David agrees the step to zero alcohol is a far more challenging proposition than creating lighter wines, because alcohol provides such a big piece of the sensory experience of wine drinking. “We have pushed the threshold with 9 percent, and we led the world on that. That’s the first frontier - now how do we push on to the next frontier?”
He talks of happily sipping a glass of Lindauer Free - bubbles with less than 0.5 percent alcohol - at a mid-afternoon meeting, following the November launch of Lindauer’s new alcohol-removed range. Sparkling is a good first option, because the CO2 substitutes for some of the characteristics alcohol provides, David says, noting that Lion is working to create a “wine-like experience”, with acidity and a length of palate that will satisfy consumers who want to enjoy a glass of wine, but cannot or do not drink alcohol. “And if you’re driving after you catch up with friends, or heading to a yoga class, O% ABV offers the consumer the choice.”
He applauds Lion’s efforts to have a range that caters to all, from sparkling grape juice and the new no-alcohol bubbles, to the Lindauer Enlighten lower alcohol sparkling wines and those with standard alcohol levels. Lion also has its Wither Hills Early Light brand in the lower alcohol segment, as well as its myriad of standard alcohol still wines.

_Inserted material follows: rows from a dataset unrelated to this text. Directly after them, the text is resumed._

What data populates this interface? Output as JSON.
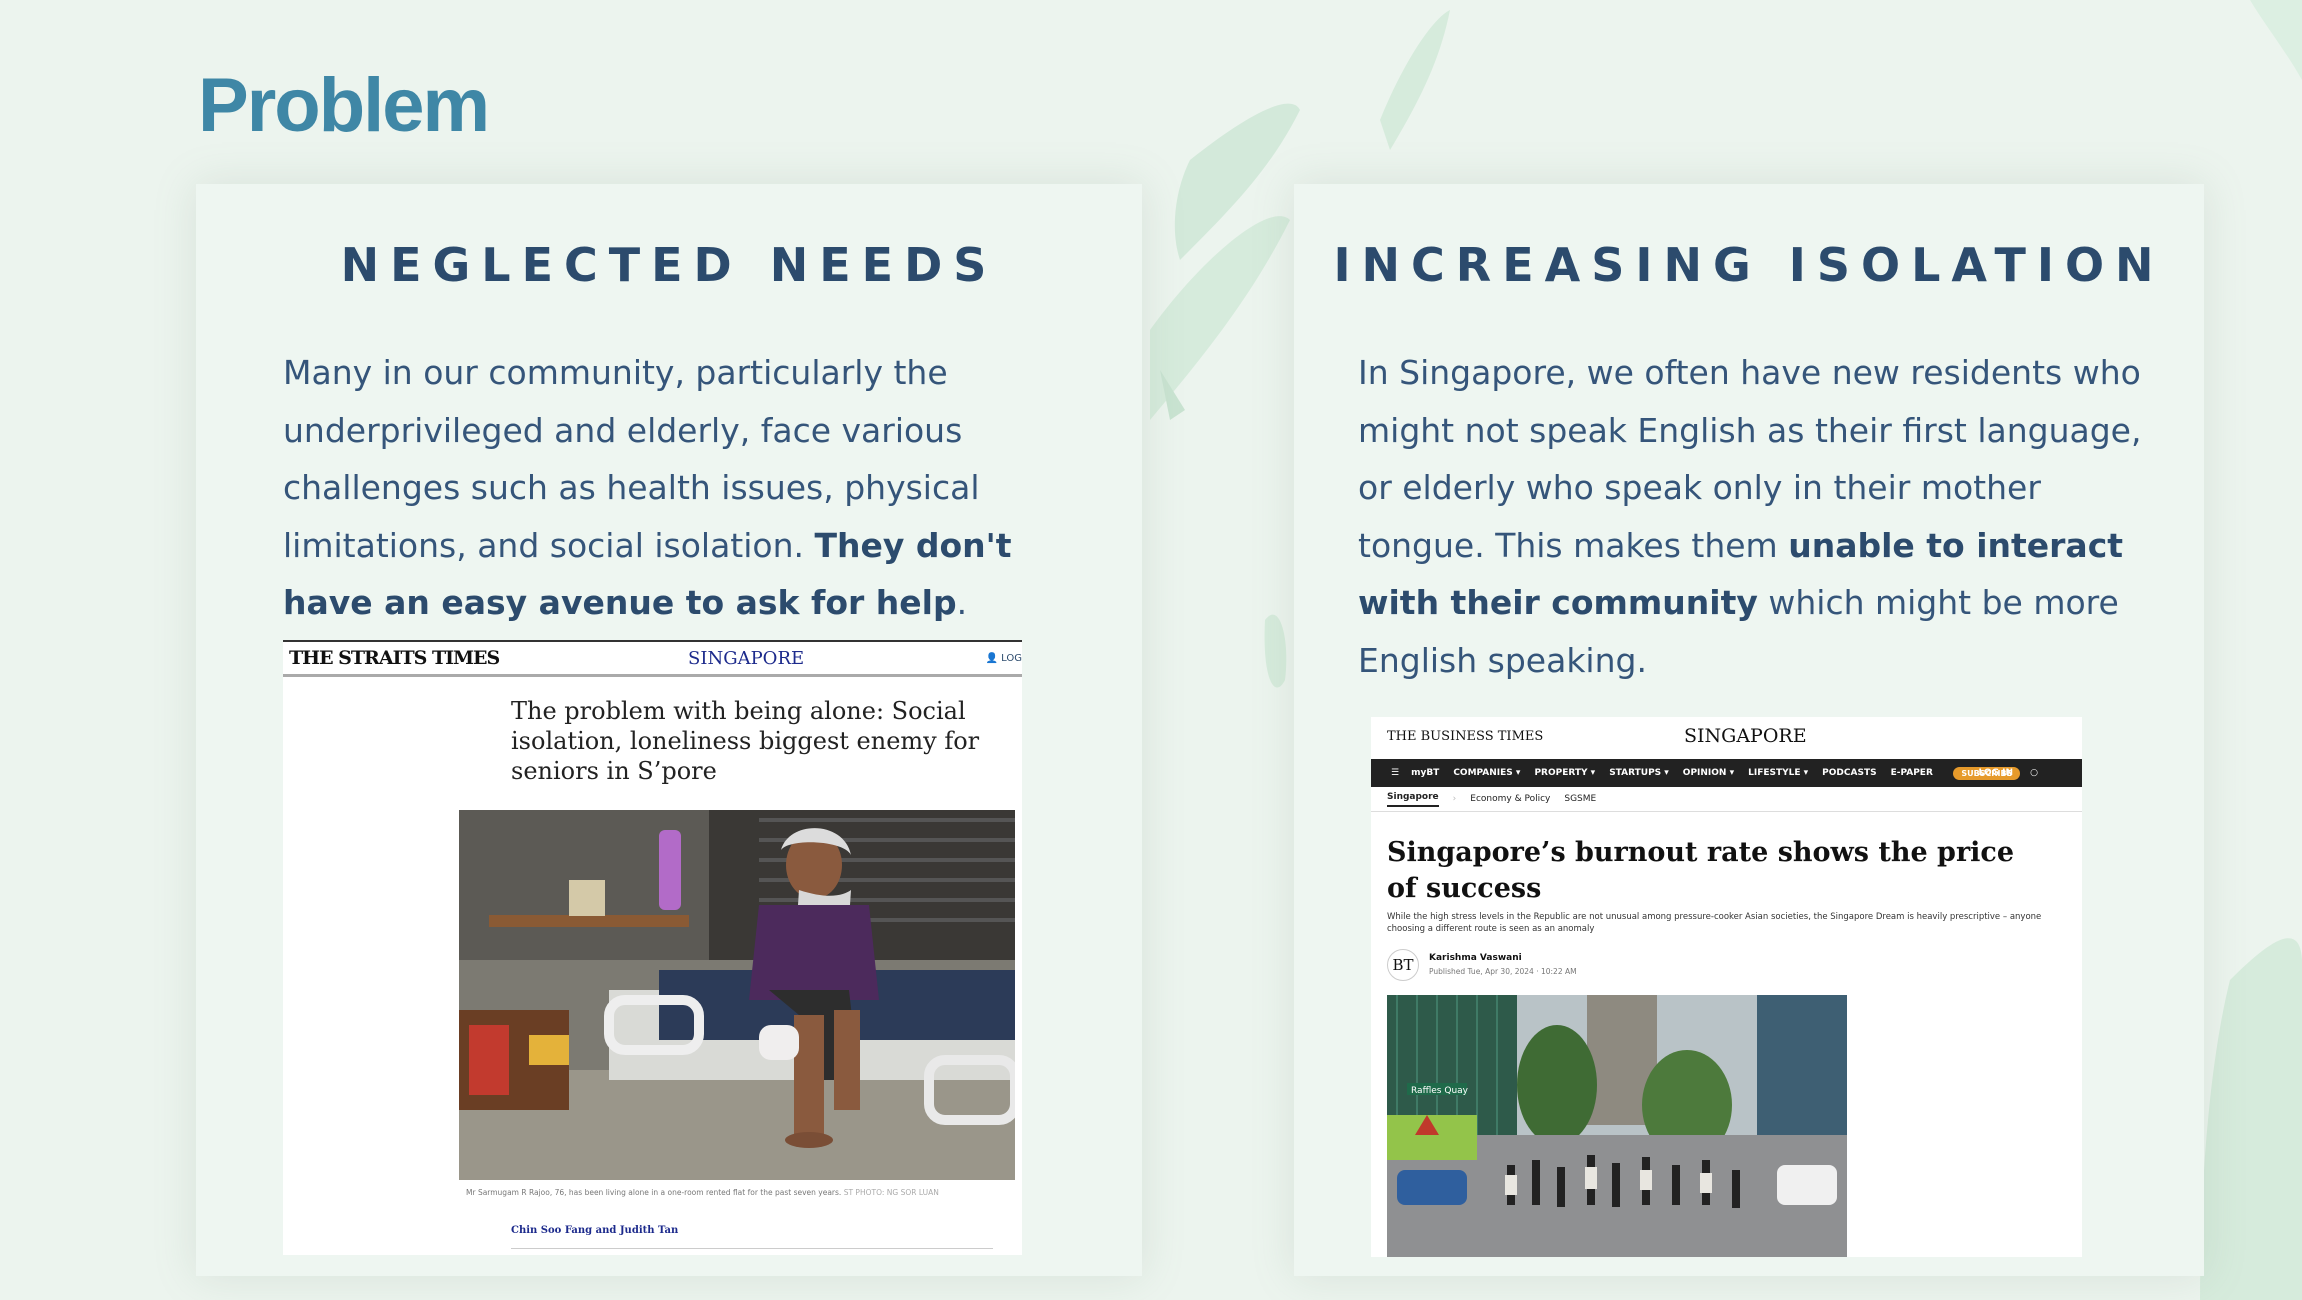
{
  "title": "Problem",
  "left_card": {
    "heading": "NEGLECTED NEEDS",
    "body_plain": "Many in our community, particularly the underprivileged and elderly, face various challenges such as health issues, physical limitations, and social isolation. ",
    "body_bold": "They don't have an easy avenue to ask for help",
    "body_end": ".",
    "clipping": {
      "logo": "THE STRAITS TIMES",
      "section": "SINGAPORE",
      "login": "LOG",
      "headline": "The problem with being alone: Social isolation, loneliness biggest enemy for seniors in S’pore",
      "caption": "Mr Sarmugam R Rajoo, 76, has been living alone in a one-room rented flat for the past seven years.",
      "photo_credit": "ST PHOTO: NG SOR LUAN",
      "byline": "Chin Soo Fang and Judith Tan"
    }
  },
  "right_card": {
    "heading": "INCREASING ISOLATION",
    "body_plain": "In Singapore, we often have new residents who might not speak English as their first language, or elderly who speak only in their mother tongue. This makes them ",
    "body_bold": "unable to interact with their community",
    "body_end": " which might be more English speaking.",
    "clipping": {
      "logo": "THE BUSINESS TIMES",
      "section": "SINGAPORE",
      "nav": [
        "myBT",
        "COMPANIES ▾",
        "PROPERTY ▾",
        "STARTUPS ▾",
        "OPINION ▾",
        "LIFESTYLE ▾",
        "PODCASTS",
        "E-PAPER"
      ],
      "subscribe": "SUBSCRIBE",
      "login": "LOG IN",
      "subnav_active": "Singapore",
      "subnav": [
        "Economy & Policy",
        "SGSME"
      ],
      "headline": "Singapore’s burnout rate shows the price of success",
      "dek": "While the high stress levels in the Republic are not unusual among pressure-cooker Asian societies, the Singapore Dream is heavily prescriptive – anyone choosing a different route is seen as an anomaly",
      "badge": "BT",
      "author": "Karishma Vaswani",
      "published": "Published Tue, Apr 30, 2024 · 10:22 AM",
      "street_sign": "Raffles Quay"
    }
  },
  "colors": {
    "background": "#ecf4ee",
    "title": "#3f87a6",
    "text": "#2c4b6d",
    "brush": "#cfe6d6"
  }
}
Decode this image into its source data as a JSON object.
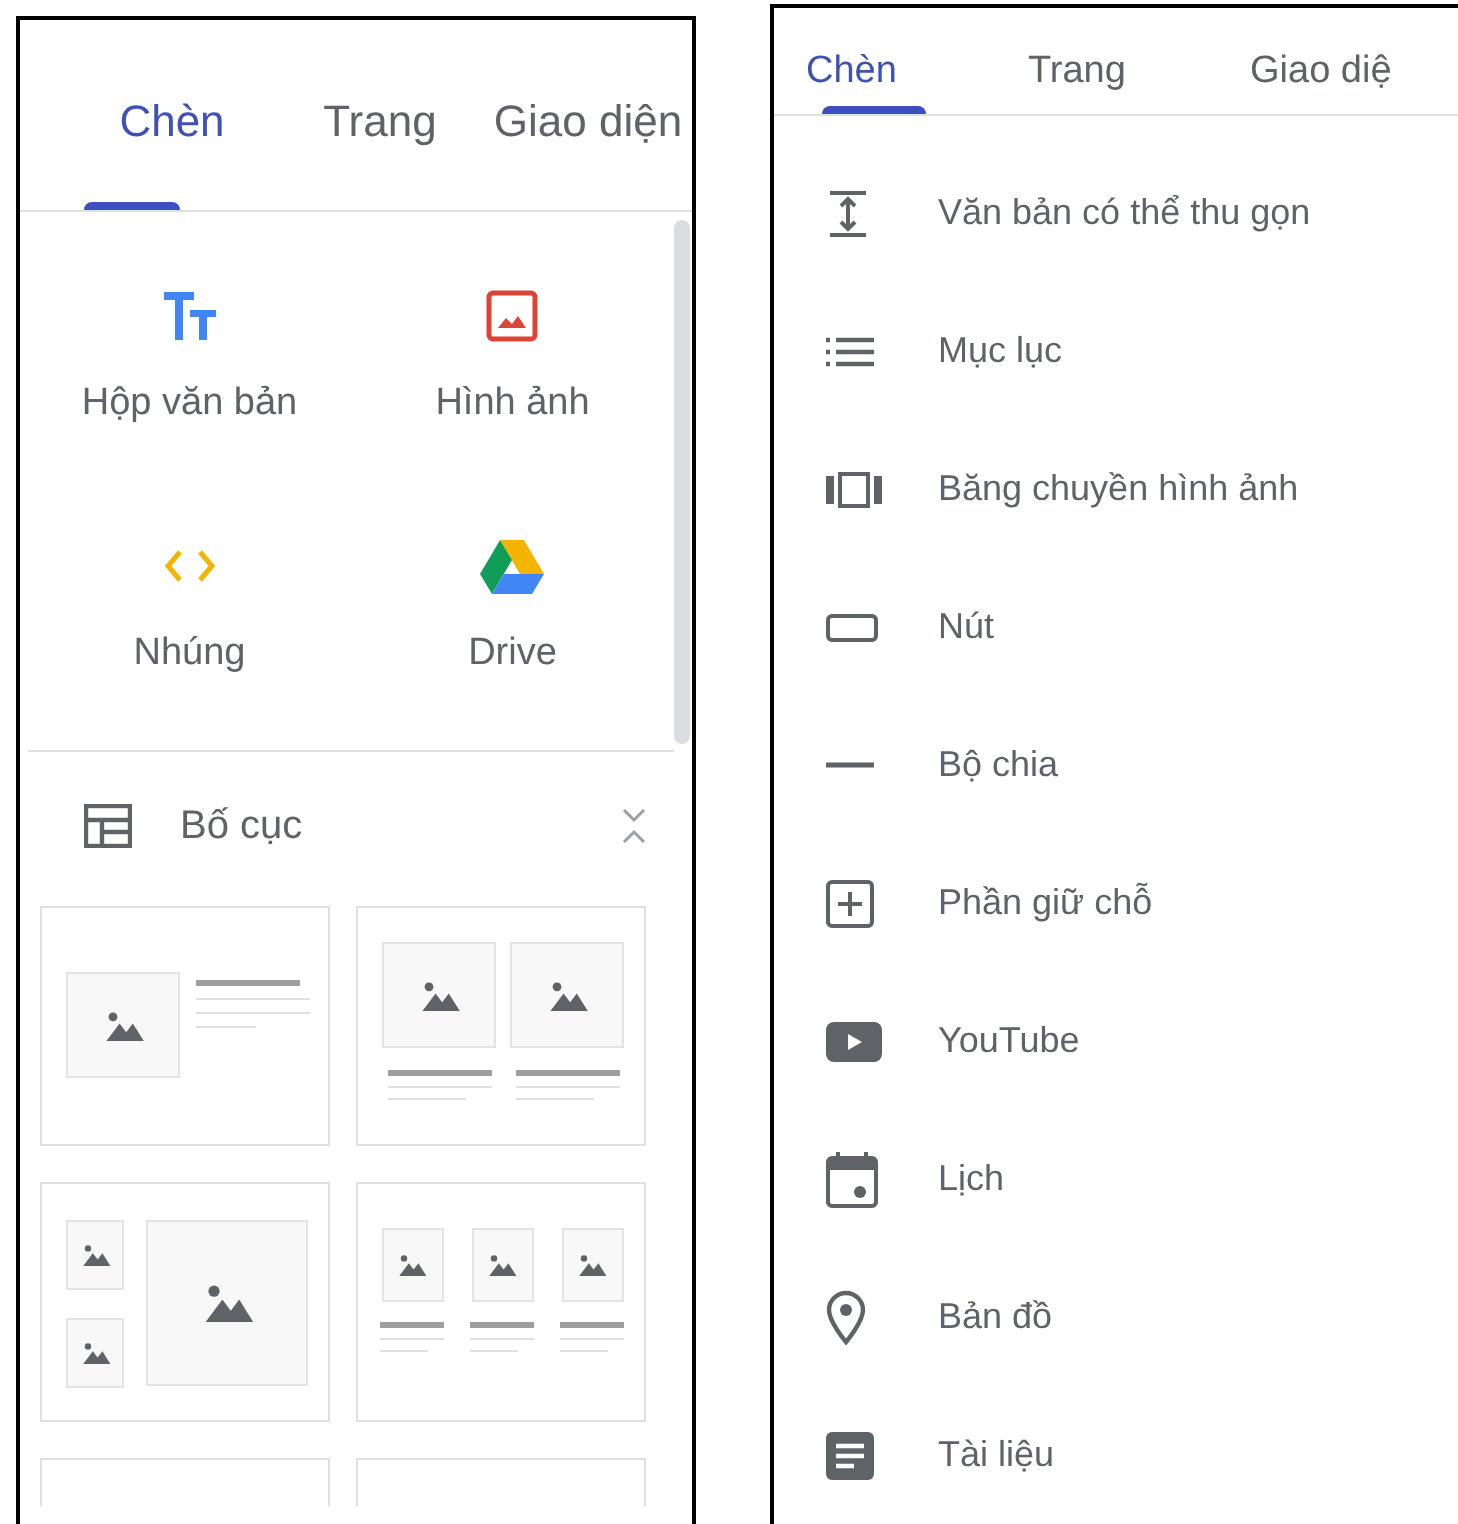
{
  "left_panel": {
    "tabs": [
      {
        "label": "Chèn",
        "selected": true
      },
      {
        "label": "Trang",
        "selected": false
      },
      {
        "label": "Giao diện",
        "selected": false
      }
    ],
    "tiles": [
      {
        "kind": "text",
        "label": "Hộp văn bản"
      },
      {
        "kind": "image",
        "label": "Hình ảnh"
      },
      {
        "kind": "embed",
        "label": "Nhúng"
      },
      {
        "kind": "drive",
        "label": "Drive"
      }
    ],
    "section": {
      "title": "Bố cục",
      "expanded": true
    },
    "layouts": [
      {
        "kind": "image-text"
      },
      {
        "kind": "two-column"
      },
      {
        "kind": "three-images"
      },
      {
        "kind": "three-column"
      },
      {
        "kind": "partial"
      },
      {
        "kind": "partial"
      }
    ]
  },
  "right_panel": {
    "tabs": [
      {
        "label": "Chèn",
        "selected": true
      },
      {
        "label": "Trang",
        "selected": false
      },
      {
        "label": "Giao diệ",
        "selected": false
      }
    ],
    "items": [
      {
        "kind": "collapsible",
        "label": "Văn bản có thể thu gọn"
      },
      {
        "kind": "toc",
        "label": "Mục lục"
      },
      {
        "kind": "carousel",
        "label": "Băng chuyền hình ảnh"
      },
      {
        "kind": "button",
        "label": "Nút"
      },
      {
        "kind": "divider",
        "label": "Bộ chia"
      },
      {
        "kind": "placeholder",
        "label": "Phần giữ chỗ"
      },
      {
        "kind": "youtube",
        "label": "YouTube"
      },
      {
        "kind": "calendar",
        "label": "Lịch"
      },
      {
        "kind": "map",
        "label": "Bản đồ"
      },
      {
        "kind": "docs",
        "label": "Tài liệu"
      }
    ]
  }
}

Since its launch in 2014, the Lighter Wines Programme has developed vineyard methods, including natural manipulation of the plant’s physiology, to provide grapes with naturally lower sugar, while retaining good flavour and acidity. In the winery, they have used different yeasts and winemaking methods to lower alcohol while retaining other key characteristics.
However, there is a biological limit to what can be done in the vineyard, and the first versions of no-alcohol wines have used mechanical means to separate the wine and remove the alcohol, then
add the bits back together again. In the case of the Lindauer Free, and of Giesen’s new no-alcohol Sauvignon Blanc (see page 36), the alcohol was removed in a spinning cone column.
David says future work is likely to include study into how alcohol influences the perception of wine, and what other approaches could be taken to lift the aroma. “I think there are opportunities and not a day goes by when I am not thinking about it.”
The alcohol effect
Alcohol has a “huge myriad of effects” on a liquid, including its impact on fruit esters and complex sugars in wine, says John Forrest. “They are competing and sending different signals to the brain and the brain gets confused about what it’s getting.”
A liquid that tastes like fresh orange juice at 9 percent alcohol could switch to orange marmalade at 14 percent, he says. “Alcohol changes the perception of the fruit aroma profile in the human brain. So that’s hugely significant.” But that’s just the beginning, he adds. “Its biggest effect, in my opinion, is that we love both the sweetness, texture and ‘oily’ mouthfeel that this modified sugar called alcohol gives to a beverage.”
He should know - the scientist and winemaker has tapped into both skillsets, along with extreme confidence in the future of lower alcohol beverages, to produce wines like the award-winning lower-alcohol Doctors’ Rosé, Sauvignon Blanc, Riesling and Pinot Noir, which now make up more than half of Forrest Wines’ portfolio.